Records contained in a dataset:
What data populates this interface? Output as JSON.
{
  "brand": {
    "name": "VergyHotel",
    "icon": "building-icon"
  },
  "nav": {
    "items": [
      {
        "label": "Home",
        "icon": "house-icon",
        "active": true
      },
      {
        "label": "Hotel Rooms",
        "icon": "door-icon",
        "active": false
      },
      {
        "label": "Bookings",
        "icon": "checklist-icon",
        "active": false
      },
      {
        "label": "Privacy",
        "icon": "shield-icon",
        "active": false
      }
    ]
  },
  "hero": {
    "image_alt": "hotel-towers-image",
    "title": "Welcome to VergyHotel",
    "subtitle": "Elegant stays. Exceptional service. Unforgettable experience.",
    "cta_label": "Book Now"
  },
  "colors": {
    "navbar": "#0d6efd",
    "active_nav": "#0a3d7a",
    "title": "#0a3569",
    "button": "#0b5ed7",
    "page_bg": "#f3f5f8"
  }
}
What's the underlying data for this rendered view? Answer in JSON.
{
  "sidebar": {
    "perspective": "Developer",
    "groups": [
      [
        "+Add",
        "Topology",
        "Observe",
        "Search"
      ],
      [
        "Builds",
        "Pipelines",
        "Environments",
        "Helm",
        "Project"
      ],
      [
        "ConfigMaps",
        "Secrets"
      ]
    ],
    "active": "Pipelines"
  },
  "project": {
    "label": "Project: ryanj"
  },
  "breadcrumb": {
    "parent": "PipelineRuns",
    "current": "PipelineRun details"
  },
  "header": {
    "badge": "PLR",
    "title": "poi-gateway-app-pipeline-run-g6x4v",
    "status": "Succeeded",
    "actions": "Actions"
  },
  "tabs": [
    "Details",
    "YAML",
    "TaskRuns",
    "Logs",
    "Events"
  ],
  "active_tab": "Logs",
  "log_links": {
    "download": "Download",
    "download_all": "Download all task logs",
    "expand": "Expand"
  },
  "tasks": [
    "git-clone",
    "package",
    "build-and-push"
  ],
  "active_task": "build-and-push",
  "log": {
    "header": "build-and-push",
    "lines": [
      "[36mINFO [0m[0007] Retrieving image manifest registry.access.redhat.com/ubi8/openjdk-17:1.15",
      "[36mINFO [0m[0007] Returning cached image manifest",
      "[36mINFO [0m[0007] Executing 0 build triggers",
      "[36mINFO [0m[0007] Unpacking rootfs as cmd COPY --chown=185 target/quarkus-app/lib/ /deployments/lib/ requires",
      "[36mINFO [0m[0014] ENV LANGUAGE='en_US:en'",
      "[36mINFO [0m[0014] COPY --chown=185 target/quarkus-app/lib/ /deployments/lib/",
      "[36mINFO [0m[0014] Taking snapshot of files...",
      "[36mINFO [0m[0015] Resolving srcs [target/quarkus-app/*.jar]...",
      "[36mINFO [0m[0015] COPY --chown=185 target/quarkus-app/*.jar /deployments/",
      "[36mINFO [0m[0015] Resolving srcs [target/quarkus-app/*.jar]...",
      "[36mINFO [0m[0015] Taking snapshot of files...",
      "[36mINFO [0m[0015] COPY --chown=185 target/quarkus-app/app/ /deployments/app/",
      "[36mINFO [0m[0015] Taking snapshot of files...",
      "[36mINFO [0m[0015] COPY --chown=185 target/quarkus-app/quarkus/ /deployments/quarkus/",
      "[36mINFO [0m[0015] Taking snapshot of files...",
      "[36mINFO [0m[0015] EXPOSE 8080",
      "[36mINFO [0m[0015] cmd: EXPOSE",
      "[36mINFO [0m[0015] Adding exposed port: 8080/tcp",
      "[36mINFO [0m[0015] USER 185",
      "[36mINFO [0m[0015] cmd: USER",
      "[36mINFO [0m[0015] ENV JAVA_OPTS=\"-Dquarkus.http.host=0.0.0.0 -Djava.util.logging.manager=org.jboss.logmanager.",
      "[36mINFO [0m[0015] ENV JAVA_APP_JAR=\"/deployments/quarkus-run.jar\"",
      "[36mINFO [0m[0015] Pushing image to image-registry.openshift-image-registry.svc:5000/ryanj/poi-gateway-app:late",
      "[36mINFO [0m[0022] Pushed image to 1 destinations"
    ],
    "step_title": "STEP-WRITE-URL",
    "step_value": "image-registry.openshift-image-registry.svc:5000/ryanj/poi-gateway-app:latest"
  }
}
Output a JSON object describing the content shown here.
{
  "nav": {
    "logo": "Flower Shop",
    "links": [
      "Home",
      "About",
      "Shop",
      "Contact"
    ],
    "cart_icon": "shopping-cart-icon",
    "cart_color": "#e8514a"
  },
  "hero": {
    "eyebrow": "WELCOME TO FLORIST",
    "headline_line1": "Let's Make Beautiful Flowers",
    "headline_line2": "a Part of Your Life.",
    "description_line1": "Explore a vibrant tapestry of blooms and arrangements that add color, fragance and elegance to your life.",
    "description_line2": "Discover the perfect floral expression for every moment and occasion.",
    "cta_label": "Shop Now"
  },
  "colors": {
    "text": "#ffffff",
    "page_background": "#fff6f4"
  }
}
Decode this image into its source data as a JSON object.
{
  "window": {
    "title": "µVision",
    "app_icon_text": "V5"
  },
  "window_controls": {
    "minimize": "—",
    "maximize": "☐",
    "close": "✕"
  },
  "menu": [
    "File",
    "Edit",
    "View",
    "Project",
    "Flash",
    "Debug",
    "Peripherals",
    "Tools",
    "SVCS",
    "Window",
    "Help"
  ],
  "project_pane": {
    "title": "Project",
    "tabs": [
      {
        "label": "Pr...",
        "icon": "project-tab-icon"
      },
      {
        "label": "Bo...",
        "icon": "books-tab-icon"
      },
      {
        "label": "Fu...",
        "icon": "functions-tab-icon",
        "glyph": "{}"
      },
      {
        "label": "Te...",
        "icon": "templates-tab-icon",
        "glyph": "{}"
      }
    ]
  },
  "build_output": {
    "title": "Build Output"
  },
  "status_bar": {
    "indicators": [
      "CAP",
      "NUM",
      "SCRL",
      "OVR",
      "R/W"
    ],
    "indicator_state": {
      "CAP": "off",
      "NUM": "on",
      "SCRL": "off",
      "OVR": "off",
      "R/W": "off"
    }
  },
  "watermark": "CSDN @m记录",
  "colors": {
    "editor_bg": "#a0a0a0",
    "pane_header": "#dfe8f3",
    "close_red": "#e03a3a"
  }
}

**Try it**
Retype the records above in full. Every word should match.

**Task answer**
What data populates this interface? Output as JSON.
{
  "brand": {
    "name": "VergyHotel",
    "icon": "building-icon"
  },
  "nav": {
    "items": [
      {
        "label": "Home",
        "icon": "house-icon",
        "active": true
      },
      {
        "label": "Hotel Rooms",
        "icon": "door-icon",
        "active": false
      },
      {
        "label": "Bookings",
        "icon": "checklist-icon",
        "active": false
      },
      {
        "label": "Privacy",
        "icon": "shield-icon",
        "active": false
      }
    ]
  },
  "hero": {
    "image_alt": "hotel-towers-image",
    "title": "Welcome to VergyHotel",
    "subtitle": "Elegant stays. Exceptional service. Unforgettable experience.",
    "cta_label": "Book Now"
  },
  "colors": {
    "navbar": "#0d6efd",
    "active_nav": "#0a3d7a",
    "title": "#0a3569",
    "button": "#0b5ed7",
    "page_bg": "#f3f5f8"
  }
}
What's the underlying data for this rendered view? Answer in JSON.
{
  "sidebar": {
    "perspective": "Developer",
    "groups": [
      [
        "+Add",
        "Topology",
        "Observe",
        "Search"
      ],
      [
        "Builds",
        "Pipelines",
        "Environments",
        "Helm",
        "Project"
      ],
      [
        "ConfigMaps",
        "Secrets"
      ]
    ],
    "active": "Pipelines"
  },
  "project": {
    "label": "Project: ryanj"
  },
  "breadcrumb": {
    "parent": "PipelineRuns",
    "current": "PipelineRun details"
  },
  "header": {
    "badge": "PLR",
    "title": "poi-gateway-app-pipeline-run-g6x4v",
    "status": "Succeeded",
    "actions": "Actions"
  },
  "tabs": [
    "Details",
    "YAML",
    "TaskRuns",
    "Logs",
    "Events"
  ],
  "active_tab": "Logs",
  "log_links": {
    "download": "Download",
    "download_all": "Download all task logs",
    "expand": "Expand"
  },
  "tasks": [
    "git-clone",
    "package",
    "build-and-push"
  ],
  "active_task": "build-and-push",
  "log": {
    "header": "build-and-push",
    "lines": [
      "[36mINFO [0m[0007] Retrieving image manifest registry.access.redhat.com/ubi8/openjdk-17:1.15",
      "[36mINFO [0m[0007] Returning cached image manifest",
      "[36mINFO [0m[0007] Executing 0 build triggers",
      "[36mINFO [0m[0007] Unpacking rootfs as cmd COPY --chown=185 target/quarkus-app/lib/ /deployments/lib/ requires",
      "[36mINFO [0m[0014] ENV LANGUAGE='en_US:en'",
      "[36mINFO [0m[0014] COPY --chown=185 target/quarkus-app/lib/ /deployments/lib/",
      "[36mINFO [0m[0014] Taking snapshot of files...",
      "[36mINFO [0m[0015] Resolving srcs [target/quarkus-app/*.jar]...",
      "[36mINFO [0m[0015] COPY --chown=185 target/quarkus-app/*.jar /deployments/",
      "[36mINFO [0m[0015] Resolving srcs [target/quarkus-app/*.jar]...",
      "[36mINFO [0m[0015] Taking snapshot of files...",
      "[36mINFO [0m[0015] COPY --chown=185 target/quarkus-app/app/ /deployments/app/",
      "[36mINFO [0m[0015] Taking snapshot of files...",
      "[36mINFO [0m[0015] COPY --chown=185 target/quarkus-app/quarkus/ /deployments/quarkus/",
      "[36mINFO [0m[0015] Taking snapshot of files...",
      "[36mINFO [0m[0015] EXPOSE 8080",
      "[36mINFO [0m[0015] cmd: EXPOSE",
      "[36mINFO [0m[0015] Adding exposed port: 8080/tcp",
      "[36mINFO [0m[0015] USER 185",
      "[36mINFO [0m[0015] cmd: USER",
      "[36mINFO [0m[0015] ENV JAVA_OPTS=\"-Dquarkus.http.host=0.0.0.0 -Djava.util.logging.manager=org.jboss.logmanager.",
      "[36mINFO [0m[0015] ENV JAVA_APP_JAR=\"/deployments/quarkus-run.jar\"",
      "[36mINFO [0m[0015] Pushing image to image-registry.openshift-image-registry.svc:5000/ryanj/poi-gateway-app:late",
      "[36mINFO [0m[0022] Pushed image to 1 destinations"
    ],
    "step_title": "STEP-WRITE-URL",
    "step_value": "image-registry.openshift-image-registry.svc:5000/ryanj/poi-gateway-app:latest"
  }
}
Output a JSON object describing the content shown here.
{
  "nav": {
    "logo": "Flower Shop",
    "links": [
      "Home",
      "About",
      "Shop",
      "Contact"
    ],
    "cart_icon": "shopping-cart-icon",
    "cart_color": "#e8514a"
  },
  "hero": {
    "eyebrow": "WELCOME TO FLORIST",
    "headline_line1": "Let's Make Beautiful Flowers",
    "headline_line2": "a Part of Your Life.",
    "description_line1": "Explore a vibrant tapestry of blooms and arrangements that add color, fragance and elegance to your life.",
    "description_line2": "Discover the perfect floral expression for every moment and occasion.",
    "cta_label": "Shop Now"
  },
  "colors": {
    "text": "#ffffff",
    "page_background": "#fff6f4"
  }
}
Decode this image into its source data as a JSON object.
{
  "window": {
    "title": "µVision",
    "app_icon_text": "V5"
  },
  "window_controls": {
    "minimize": "—",
    "maximize": "☐",
    "close": "✕"
  },
  "menu": [
    "File",
    "Edit",
    "View",
    "Project",
    "Flash",
    "Debug",
    "Peripherals",
    "Tools",
    "SVCS",
    "Window",
    "Help"
  ],
  "project_pane": {
    "title": "Project",
    "tabs": [
      {
        "label": "Pr...",
        "icon": "project-tab-icon"
      },
      {
        "label": "Bo...",
        "icon": "books-tab-icon"
      },
      {
        "label": "Fu...",
        "icon": "functions-tab-icon",
        "glyph": "{}"
      },
      {
        "label": "Te...",
        "icon": "templates-tab-icon",
        "glyph": "{}"
      }
    ]
  },
  "build_output": {
    "title": "Build Output"
  },
  "status_bar": {
    "indicators": [
      "CAP",
      "NUM",
      "SCRL",
      "OVR",
      "R/W"
    ],
    "indicator_state": {
      "CAP": "off",
      "NUM": "on",
      "SCRL": "off",
      "OVR": "off",
      "R/W": "off"
    }
  },
  "watermark": "CSDN @m记录",
  "colors": {
    "editor_bg": "#a0a0a0",
    "pane_header": "#dfe8f3",
    "close_red": "#e03a3a"
  }
}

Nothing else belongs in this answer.